(EXERCISE) Which lines below contain the word "title"? Copy each one.

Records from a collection
────────────────────────────────────────

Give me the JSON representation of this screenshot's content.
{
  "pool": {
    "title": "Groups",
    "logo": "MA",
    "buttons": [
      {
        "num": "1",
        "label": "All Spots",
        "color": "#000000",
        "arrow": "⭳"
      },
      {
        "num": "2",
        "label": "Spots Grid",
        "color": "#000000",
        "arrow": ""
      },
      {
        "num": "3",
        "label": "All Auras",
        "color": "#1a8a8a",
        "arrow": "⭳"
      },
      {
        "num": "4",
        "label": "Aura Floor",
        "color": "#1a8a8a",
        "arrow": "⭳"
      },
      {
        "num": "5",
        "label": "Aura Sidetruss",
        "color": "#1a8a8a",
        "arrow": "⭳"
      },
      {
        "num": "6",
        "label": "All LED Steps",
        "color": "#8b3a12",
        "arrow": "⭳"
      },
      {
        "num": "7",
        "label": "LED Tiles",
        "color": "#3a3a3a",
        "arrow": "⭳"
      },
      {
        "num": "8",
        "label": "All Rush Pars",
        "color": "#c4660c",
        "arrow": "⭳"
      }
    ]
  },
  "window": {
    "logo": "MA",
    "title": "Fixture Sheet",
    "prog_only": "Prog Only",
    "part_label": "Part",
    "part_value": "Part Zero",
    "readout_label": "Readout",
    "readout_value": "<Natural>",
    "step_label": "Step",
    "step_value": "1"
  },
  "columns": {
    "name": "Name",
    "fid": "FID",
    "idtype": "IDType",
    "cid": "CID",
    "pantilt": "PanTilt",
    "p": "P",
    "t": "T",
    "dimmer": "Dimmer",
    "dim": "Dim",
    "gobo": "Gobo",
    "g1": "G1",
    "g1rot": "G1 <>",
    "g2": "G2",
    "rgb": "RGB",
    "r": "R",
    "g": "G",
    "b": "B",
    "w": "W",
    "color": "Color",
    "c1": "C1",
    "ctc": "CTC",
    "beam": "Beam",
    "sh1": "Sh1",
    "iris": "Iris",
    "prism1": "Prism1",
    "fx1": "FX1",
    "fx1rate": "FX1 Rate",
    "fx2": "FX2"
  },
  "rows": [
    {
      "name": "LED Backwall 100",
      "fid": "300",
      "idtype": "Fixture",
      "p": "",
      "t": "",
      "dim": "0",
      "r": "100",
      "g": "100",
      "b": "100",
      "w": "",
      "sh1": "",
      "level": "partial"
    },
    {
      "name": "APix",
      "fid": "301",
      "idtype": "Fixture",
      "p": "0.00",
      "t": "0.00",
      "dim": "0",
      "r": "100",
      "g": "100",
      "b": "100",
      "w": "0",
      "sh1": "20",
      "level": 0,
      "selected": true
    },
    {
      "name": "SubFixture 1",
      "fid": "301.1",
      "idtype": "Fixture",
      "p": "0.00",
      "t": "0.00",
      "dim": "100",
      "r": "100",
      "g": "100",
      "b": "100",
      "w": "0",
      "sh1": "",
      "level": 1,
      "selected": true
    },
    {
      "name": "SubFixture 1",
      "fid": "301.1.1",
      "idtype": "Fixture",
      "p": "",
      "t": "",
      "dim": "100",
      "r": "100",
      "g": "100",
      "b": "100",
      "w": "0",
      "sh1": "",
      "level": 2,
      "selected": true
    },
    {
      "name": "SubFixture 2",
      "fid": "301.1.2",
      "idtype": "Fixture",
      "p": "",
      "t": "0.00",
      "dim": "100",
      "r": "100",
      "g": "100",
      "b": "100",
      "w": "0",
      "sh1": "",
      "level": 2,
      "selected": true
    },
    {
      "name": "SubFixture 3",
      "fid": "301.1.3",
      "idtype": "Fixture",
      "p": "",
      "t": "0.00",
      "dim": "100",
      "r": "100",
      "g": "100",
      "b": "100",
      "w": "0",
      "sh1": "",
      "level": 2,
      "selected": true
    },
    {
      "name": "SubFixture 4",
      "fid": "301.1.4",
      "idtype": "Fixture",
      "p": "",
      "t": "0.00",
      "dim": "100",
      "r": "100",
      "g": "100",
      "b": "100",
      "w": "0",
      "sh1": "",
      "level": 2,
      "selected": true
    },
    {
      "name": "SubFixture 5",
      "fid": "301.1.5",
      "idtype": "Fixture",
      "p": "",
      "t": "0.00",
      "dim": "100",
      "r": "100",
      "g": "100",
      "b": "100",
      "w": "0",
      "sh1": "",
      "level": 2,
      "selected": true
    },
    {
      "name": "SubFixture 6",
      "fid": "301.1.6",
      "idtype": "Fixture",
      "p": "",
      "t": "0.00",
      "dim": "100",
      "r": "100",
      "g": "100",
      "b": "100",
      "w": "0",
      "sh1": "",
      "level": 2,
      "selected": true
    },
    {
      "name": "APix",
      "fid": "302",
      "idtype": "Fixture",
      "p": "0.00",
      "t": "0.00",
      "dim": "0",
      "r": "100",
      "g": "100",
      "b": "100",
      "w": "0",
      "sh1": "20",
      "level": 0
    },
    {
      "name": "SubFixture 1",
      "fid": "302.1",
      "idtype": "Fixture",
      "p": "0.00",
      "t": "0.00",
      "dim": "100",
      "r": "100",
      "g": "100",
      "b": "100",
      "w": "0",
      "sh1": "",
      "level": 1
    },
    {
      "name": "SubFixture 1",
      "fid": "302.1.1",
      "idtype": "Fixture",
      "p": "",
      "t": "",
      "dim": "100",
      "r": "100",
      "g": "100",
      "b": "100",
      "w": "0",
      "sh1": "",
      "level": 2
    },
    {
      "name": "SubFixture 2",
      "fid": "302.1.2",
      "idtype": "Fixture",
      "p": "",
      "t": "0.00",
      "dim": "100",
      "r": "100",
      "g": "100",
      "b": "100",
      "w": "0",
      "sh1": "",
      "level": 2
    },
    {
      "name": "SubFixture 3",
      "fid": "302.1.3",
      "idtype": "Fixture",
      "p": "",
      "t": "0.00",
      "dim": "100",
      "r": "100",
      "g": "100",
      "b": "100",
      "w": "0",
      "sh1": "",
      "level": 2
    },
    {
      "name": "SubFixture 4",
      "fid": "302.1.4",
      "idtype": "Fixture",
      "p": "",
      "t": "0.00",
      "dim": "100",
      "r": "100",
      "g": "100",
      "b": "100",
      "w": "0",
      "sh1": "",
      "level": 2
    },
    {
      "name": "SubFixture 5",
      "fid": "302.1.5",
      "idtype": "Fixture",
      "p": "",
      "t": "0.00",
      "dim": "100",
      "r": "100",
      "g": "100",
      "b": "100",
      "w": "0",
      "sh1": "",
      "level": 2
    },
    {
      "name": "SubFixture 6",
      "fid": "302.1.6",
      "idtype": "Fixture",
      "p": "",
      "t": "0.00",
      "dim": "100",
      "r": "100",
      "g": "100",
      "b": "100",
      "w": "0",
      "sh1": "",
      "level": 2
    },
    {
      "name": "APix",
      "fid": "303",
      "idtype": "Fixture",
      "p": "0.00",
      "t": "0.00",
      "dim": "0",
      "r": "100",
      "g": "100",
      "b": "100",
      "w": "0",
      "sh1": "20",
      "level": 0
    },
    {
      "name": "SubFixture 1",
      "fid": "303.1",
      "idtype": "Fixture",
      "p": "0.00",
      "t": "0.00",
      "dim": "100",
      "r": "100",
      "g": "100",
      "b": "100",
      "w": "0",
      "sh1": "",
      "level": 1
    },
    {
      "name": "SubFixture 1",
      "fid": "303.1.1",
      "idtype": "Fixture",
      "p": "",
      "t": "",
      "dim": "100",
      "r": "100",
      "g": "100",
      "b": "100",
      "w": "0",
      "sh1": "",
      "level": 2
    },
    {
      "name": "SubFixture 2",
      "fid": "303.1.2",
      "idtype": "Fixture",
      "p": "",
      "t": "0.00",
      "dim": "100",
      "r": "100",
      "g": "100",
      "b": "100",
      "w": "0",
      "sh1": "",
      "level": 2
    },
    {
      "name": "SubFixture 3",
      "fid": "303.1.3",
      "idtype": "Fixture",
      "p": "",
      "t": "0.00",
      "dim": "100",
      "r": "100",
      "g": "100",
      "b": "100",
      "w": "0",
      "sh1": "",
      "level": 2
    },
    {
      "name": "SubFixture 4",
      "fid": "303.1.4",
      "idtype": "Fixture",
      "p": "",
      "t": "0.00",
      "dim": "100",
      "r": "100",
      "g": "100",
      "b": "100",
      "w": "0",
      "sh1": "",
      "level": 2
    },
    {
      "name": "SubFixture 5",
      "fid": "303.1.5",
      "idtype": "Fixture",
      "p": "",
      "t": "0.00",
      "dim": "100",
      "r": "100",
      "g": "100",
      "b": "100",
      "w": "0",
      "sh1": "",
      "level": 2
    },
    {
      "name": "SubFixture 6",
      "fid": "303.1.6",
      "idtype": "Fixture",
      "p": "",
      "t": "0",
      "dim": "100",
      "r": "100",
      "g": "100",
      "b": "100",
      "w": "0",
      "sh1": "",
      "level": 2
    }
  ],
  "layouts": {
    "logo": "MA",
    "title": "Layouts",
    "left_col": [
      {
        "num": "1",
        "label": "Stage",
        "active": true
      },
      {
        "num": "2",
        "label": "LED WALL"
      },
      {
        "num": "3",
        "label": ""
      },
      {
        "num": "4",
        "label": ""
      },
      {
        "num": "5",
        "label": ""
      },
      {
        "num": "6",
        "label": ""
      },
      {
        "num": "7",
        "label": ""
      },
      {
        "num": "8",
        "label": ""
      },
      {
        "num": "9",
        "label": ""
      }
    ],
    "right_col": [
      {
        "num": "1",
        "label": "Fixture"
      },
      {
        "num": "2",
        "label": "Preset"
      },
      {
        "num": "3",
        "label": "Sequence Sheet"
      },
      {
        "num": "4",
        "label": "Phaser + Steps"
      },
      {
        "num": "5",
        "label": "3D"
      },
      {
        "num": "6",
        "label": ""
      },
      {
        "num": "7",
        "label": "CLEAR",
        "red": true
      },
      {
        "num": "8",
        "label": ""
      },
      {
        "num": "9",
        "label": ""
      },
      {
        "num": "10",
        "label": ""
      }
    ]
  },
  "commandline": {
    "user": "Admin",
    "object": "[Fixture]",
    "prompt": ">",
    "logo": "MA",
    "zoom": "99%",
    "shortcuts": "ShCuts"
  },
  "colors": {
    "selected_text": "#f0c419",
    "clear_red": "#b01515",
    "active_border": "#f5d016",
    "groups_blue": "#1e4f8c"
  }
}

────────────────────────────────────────

(RESPONSE)
    "title": "Groups",
    "title": "Fixture Sheet",
    "title": "Layouts",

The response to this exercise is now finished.